### About this exercise:
Please output the data exactly, minus pictures.

### Supplied records:

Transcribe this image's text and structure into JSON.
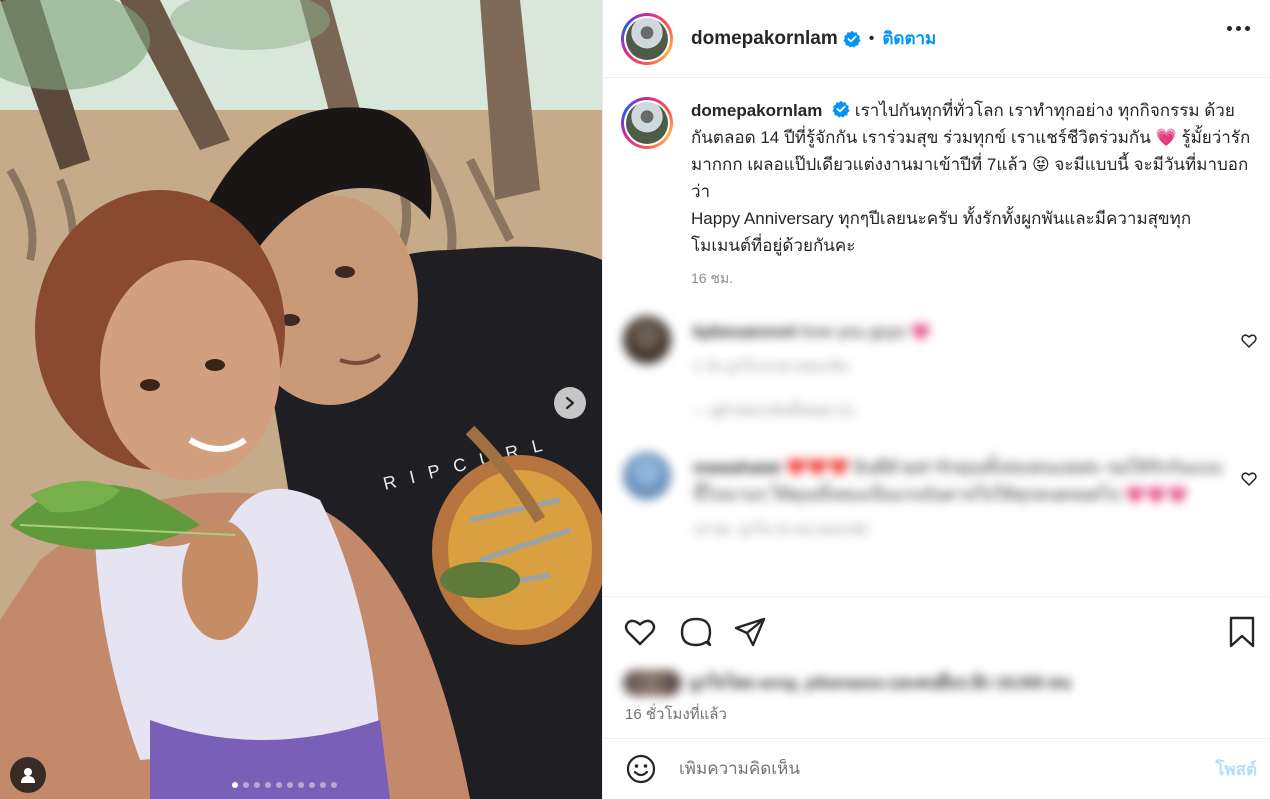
{
  "post": {
    "carousel_total": 10,
    "carousel_index": 1,
    "next_icon": "chevron-right-icon",
    "tag_icon": "user-tag-icon"
  },
  "header": {
    "username": "domepakornlam",
    "separator": "•",
    "follow_label": "ติดตาม",
    "more_icon": "more-options-icon"
  },
  "caption": {
    "username": "domepakornlam",
    "text": "เราไปกันทุกที่ทั่วโลก เราทำทุกอย่าง ทุกกิจกรรม ด้วยกันตลอด 14 ปีที่รู้จักกัน เราร่วมสุข ร่วมทุกข์ เราแชร์ชีวิตร่วมกัน 💗 รู้มั้ยว่ารักมากกก เผลอแป๊ปเดียวแต่งงานมาเข้าปีที่ 7แล้ว 😝 จะมีแบบนี้ จะมีวันที่มาบอกว่า",
    "text2": "Happy Anniversary ทุกๆปีเลยนะครับ ทั้งรักทั้งผูกพันและมีความสุขทุกโมเมนต์ที่อยู่ด้วยกันคะ",
    "time": "16 ชม."
  },
  "comments": [
    {
      "username": "kpbeuanovel",
      "text": "love you guys 💗",
      "meta": "1 วัน   ถูกใจ 6 คน   ตอบกลับ",
      "replies": "—   ดูคำตอบกลับทั้งหมด (1)"
    },
    {
      "username": "mawahatat",
      "text": "❤️❤️❤️ ยินดีด้วยค่ารักคุณทั้งสองคนเลยค่ะ ขอให้รักกันแบบนี้ไปนานๆ ให้คุณทั้งสองเป็นแรงบันดาลใจให้ทุกคนตลอดไป 💗💗💗",
      "meta": "13 ชม.   ถูกใจ 24 คน   ตอบกลับ"
    }
  ],
  "actions": {
    "like_icon": "heart-icon",
    "comment_icon": "comment-icon",
    "share_icon": "share-icon",
    "save_icon": "bookmark-icon"
  },
  "likes": {
    "text": "ถูกใจโดย aong_pikanaaoa และคนอื่นๆ อีก 18,500 คน"
  },
  "posted_time": "16 ชั่วโมงที่แล้ว",
  "add_comment": {
    "emoji_icon": "emoji-icon",
    "placeholder": "เพิ่มความคิดเห็น",
    "post_label": "โพสต์"
  },
  "colors": {
    "accent": "#0095f6",
    "post_disabled": "#b2dffc",
    "like_red": "#ed4956"
  }
}
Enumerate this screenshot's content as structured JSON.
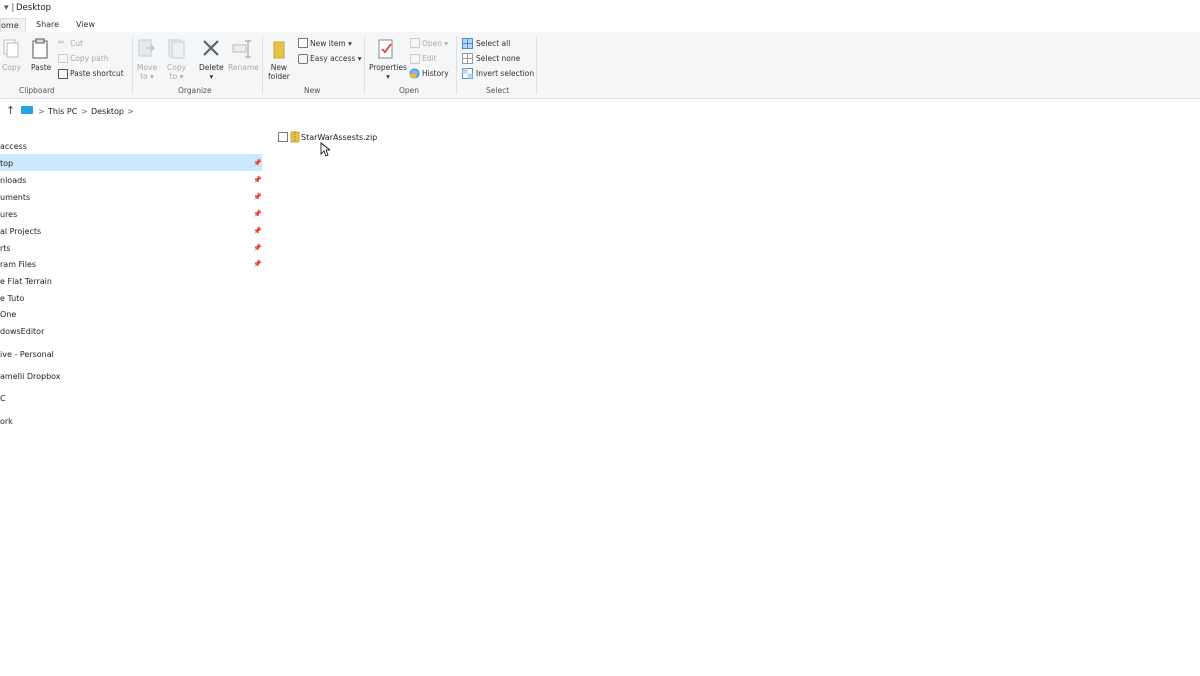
{
  "window": {
    "title": "Desktop"
  },
  "tabs": [
    {
      "label": "ome"
    },
    {
      "label": "Share"
    },
    {
      "label": "View"
    }
  ],
  "ribbon": {
    "clipboard": {
      "copy": "Copy",
      "paste": "Paste",
      "cut": "Cut",
      "copy_path": "Copy path",
      "paste_shortcut": "Paste shortcut",
      "group": "Clipboard"
    },
    "organize": {
      "move_to": "Move\nto",
      "move_label1": "Move",
      "move_label2": "to",
      "copy_label1": "Copy",
      "copy_label2": "to",
      "delete": "Delete",
      "rename": "Rename",
      "group": "Organize"
    },
    "new": {
      "new_folder1": "New",
      "new_folder2": "folder",
      "new_item": "New item",
      "easy_access": "Easy access",
      "group": "New"
    },
    "open": {
      "properties": "Properties",
      "open": "Open",
      "edit": "Edit",
      "history": "History",
      "group": "Open"
    },
    "select": {
      "select_all": "Select all",
      "select_none": "Select none",
      "invert_selection": "Invert selection",
      "group": "Select"
    }
  },
  "address": {
    "this_pc": "This PC",
    "desktop": "Desktop",
    "chevron": ">"
  },
  "sidebar": {
    "items": [
      {
        "label": "access"
      },
      {
        "label": "top"
      },
      {
        "label": "nloads"
      },
      {
        "label": "uments"
      },
      {
        "label": "ures"
      },
      {
        "label": "al Projects"
      },
      {
        "label": "rts"
      },
      {
        "label": "ram Files"
      },
      {
        "label": "e Flat Terrain"
      },
      {
        "label": "e Tuto"
      },
      {
        "label": "One"
      },
      {
        "label": "dowsEditor"
      },
      {
        "label": "ive - Personal"
      },
      {
        "label": "amelli Dropbox"
      },
      {
        "label": "C"
      },
      {
        "label": "ork"
      }
    ]
  },
  "files": [
    {
      "name": "StarWarAssests.zip"
    }
  ],
  "colors": {
    "selection": "#cce8ff",
    "ribbon_bg": "#f5f6f7",
    "folder": "#e8c34a"
  }
}
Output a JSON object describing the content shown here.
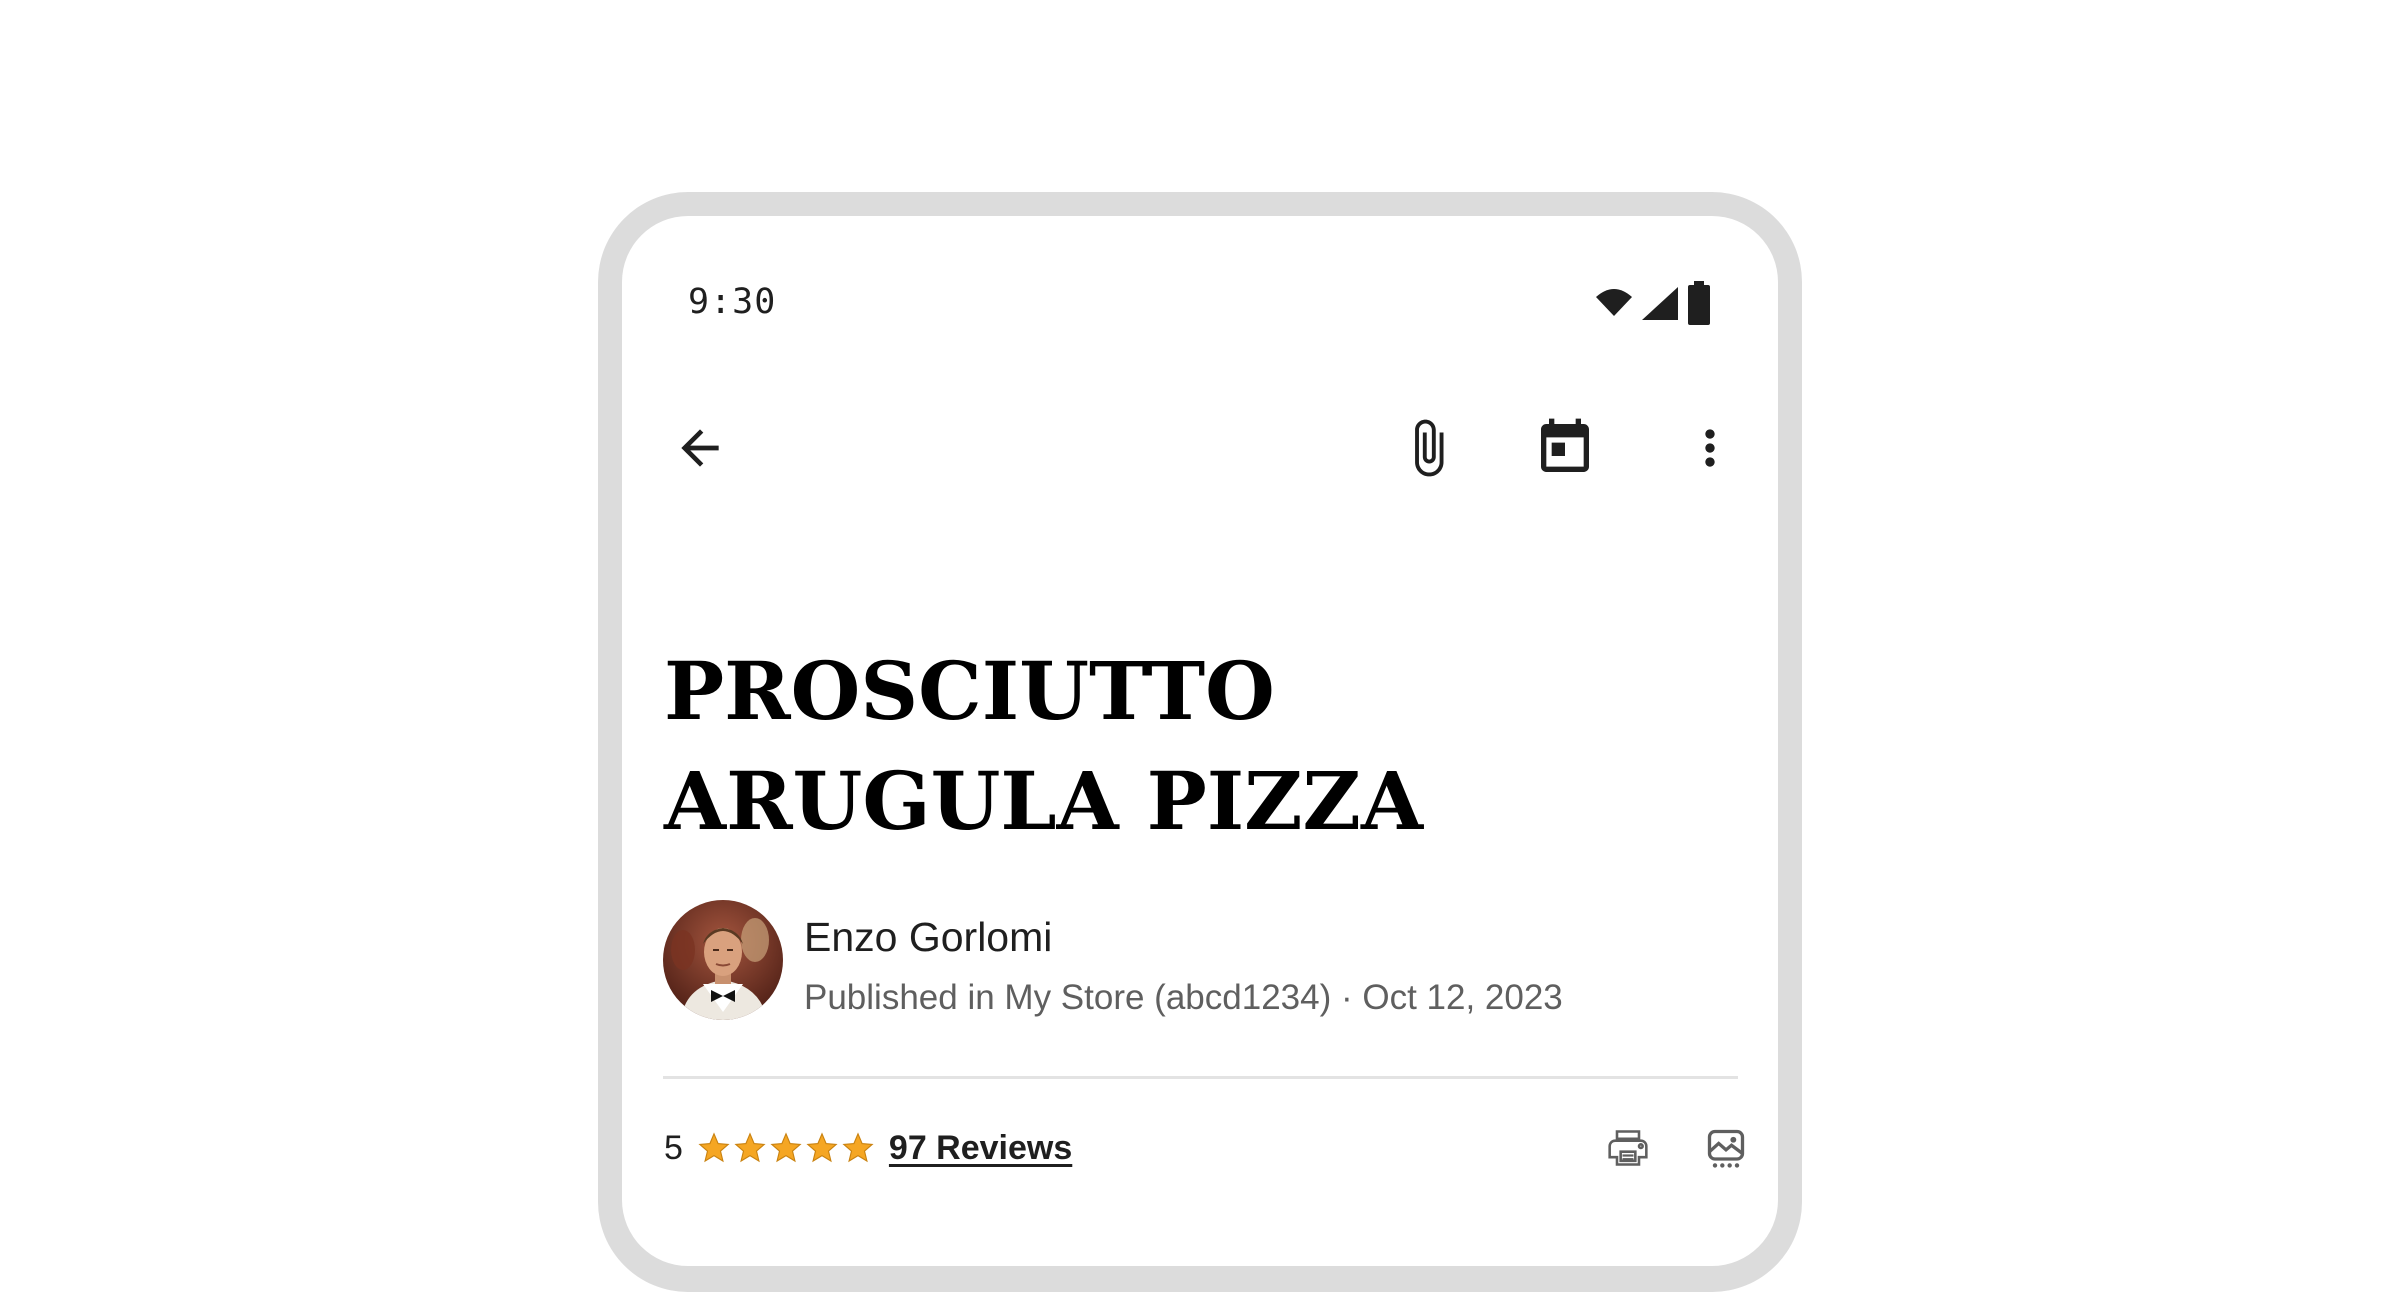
{
  "status_bar": {
    "time": "9:30",
    "icons": [
      "wifi-icon",
      "cellular-signal-icon",
      "battery-icon"
    ]
  },
  "app_bar": {
    "back_icon": "arrow-back-icon",
    "actions": [
      "attachment-icon",
      "calendar-icon",
      "more-vert-icon"
    ]
  },
  "article": {
    "title": "PROSCIUTTO ARUGULA PIZZA",
    "author": {
      "name": "Enzo Gorlomi",
      "byline": "Published in My Store (abcd1234) · Oct 12, 2023",
      "avatar_icon": "author-avatar"
    },
    "rating": {
      "value": "5",
      "stars": 5,
      "star_color": "#f5a623",
      "reviews_label": "97 Reviews"
    },
    "row_actions": [
      "print-icon",
      "image-icon"
    ]
  },
  "colors": {
    "device_frame": "#dcdcdc",
    "text_primary": "#1f1f1f",
    "text_secondary": "#5f5f5f",
    "divider": "#e3e3e3"
  }
}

### Written answer:
Transcribe this image's text and structure into JSON.
{
  "post": {
    "carousel_total": 10,
    "carousel_index": 1,
    "next_icon": "chevron-right-icon",
    "tag_icon": "user-tag-icon"
  },
  "header": {
    "username": "domepakornlam",
    "separator": "•",
    "follow_label": "ติดตาม",
    "more_icon": "more-options-icon"
  },
  "caption": {
    "username": "domepakornlam",
    "text": "เราไปกันทุกที่ทั่วโลก เราทำทุกอย่าง ทุกกิจกรรม ด้วยกันตลอด 14 ปีที่รู้จักกัน เราร่วมสุข ร่วมทุกข์ เราแชร์ชีวิตร่วมกัน 💗 รู้มั้ยว่ารักมากกก เผลอแป๊ปเดียวแต่งงานมาเข้าปีที่ 7แล้ว 😝 จะมีแบบนี้ จะมีวันที่มาบอกว่า",
    "text2": "Happy Anniversary ทุกๆปีเลยนะครับ ทั้งรักทั้งผูกพันและมีความสุขทุกโมเมนต์ที่อยู่ด้วยกันคะ",
    "time": "16 ชม."
  },
  "comments": [
    {
      "username": "kpbeuanovel",
      "text": "love you guys 💗",
      "meta": "1 วัน   ถูกใจ 6 คน   ตอบกลับ",
      "replies": "—   ดูคำตอบกลับทั้งหมด (1)"
    },
    {
      "username": "mawahatat",
      "text": "❤️❤️❤️ ยินดีด้วยค่ารักคุณทั้งสองคนเลยค่ะ ขอให้รักกันแบบนี้ไปนานๆ ให้คุณทั้งสองเป็นแรงบันดาลใจให้ทุกคนตลอดไป 💗💗💗",
      "meta": "13 ชม.   ถูกใจ 24 คน   ตอบกลับ"
    }
  ],
  "actions": {
    "like_icon": "heart-icon",
    "comment_icon": "comment-icon",
    "share_icon": "share-icon",
    "save_icon": "bookmark-icon"
  },
  "likes": {
    "text": "ถูกใจโดย aong_pikanaaoa และคนอื่นๆ อีก 18,500 คน"
  },
  "posted_time": "16 ชั่วโมงที่แล้ว",
  "add_comment": {
    "emoji_icon": "emoji-icon",
    "placeholder": "เพิ่มความคิดเห็น",
    "post_label": "โพสต์"
  },
  "colors": {
    "accent": "#0095f6",
    "post_disabled": "#b2dffc",
    "like_red": "#ed4956"
  }
}
Enumerate this screenshot's content as structured JSON.
{
  "window": {
    "title": "Desktop"
  },
  "tabs": [
    {
      "label": "ome"
    },
    {
      "label": "Share"
    },
    {
      "label": "View"
    }
  ],
  "ribbon": {
    "clipboard": {
      "copy": "Copy",
      "paste": "Paste",
      "cut": "Cut",
      "copy_path": "Copy path",
      "paste_shortcut": "Paste shortcut",
      "group": "Clipboard"
    },
    "organize": {
      "move_to": "Move\nto",
      "move_label1": "Move",
      "move_label2": "to",
      "copy_label1": "Copy",
      "copy_label2": "to",
      "delete": "Delete",
      "rename": "Rename",
      "group": "Organize"
    },
    "new": {
      "new_folder1": "New",
      "new_folder2": "folder",
      "new_item": "New item",
      "easy_access": "Easy access",
      "group": "New"
    },
    "open": {
      "properties": "Properties",
      "open": "Open",
      "edit": "Edit",
      "history": "History",
      "group": "Open"
    },
    "select": {
      "select_all": "Select all",
      "select_none": "Select none",
      "invert_selection": "Invert selection",
      "group": "Select"
    }
  },
  "address": {
    "this_pc": "This PC",
    "desktop": "Desktop",
    "chevron": ">"
  },
  "sidebar": {
    "items": [
      {
        "label": "access"
      },
      {
        "label": "top"
      },
      {
        "label": "nloads"
      },
      {
        "label": "uments"
      },
      {
        "label": "ures"
      },
      {
        "label": "al Projects"
      },
      {
        "label": "rts"
      },
      {
        "label": "ram Files"
      },
      {
        "label": "e Flat Terrain"
      },
      {
        "label": "e Tuto"
      },
      {
        "label": "One"
      },
      {
        "label": "dowsEditor"
      },
      {
        "label": "ive - Personal"
      },
      {
        "label": "amelli Dropbox"
      },
      {
        "label": "C"
      },
      {
        "label": "ork"
      }
    ]
  },
  "files": [
    {
      "name": "StarWarAssests.zip"
    }
  ],
  "colors": {
    "selection": "#cce8ff",
    "ribbon_bg": "#f5f6f7",
    "folder": "#e8c34a"
  }
}
Output a JSON object describing the content shown here.
{
  "status_bar": {
    "time": "9:30",
    "icons": [
      "wifi-icon",
      "cellular-signal-icon",
      "battery-icon"
    ]
  },
  "app_bar": {
    "back_icon": "arrow-back-icon",
    "actions": [
      "attachment-icon",
      "calendar-icon",
      "more-vert-icon"
    ]
  },
  "article": {
    "title": "PROSCIUTTO ARUGULA PIZZA",
    "author": {
      "name": "Enzo Gorlomi",
      "byline": "Published in My Store (abcd1234) · Oct 12, 2023",
      "avatar_icon": "author-avatar"
    },
    "rating": {
      "value": "5",
      "stars": 5,
      "star_color": "#f5a623",
      "reviews_label": "97 Reviews"
    },
    "row_actions": [
      "print-icon",
      "image-icon"
    ]
  },
  "colors": {
    "device_frame": "#dcdcdc",
    "text_primary": "#1f1f1f",
    "text_secondary": "#5f5f5f",
    "divider": "#e3e3e3"
  }
}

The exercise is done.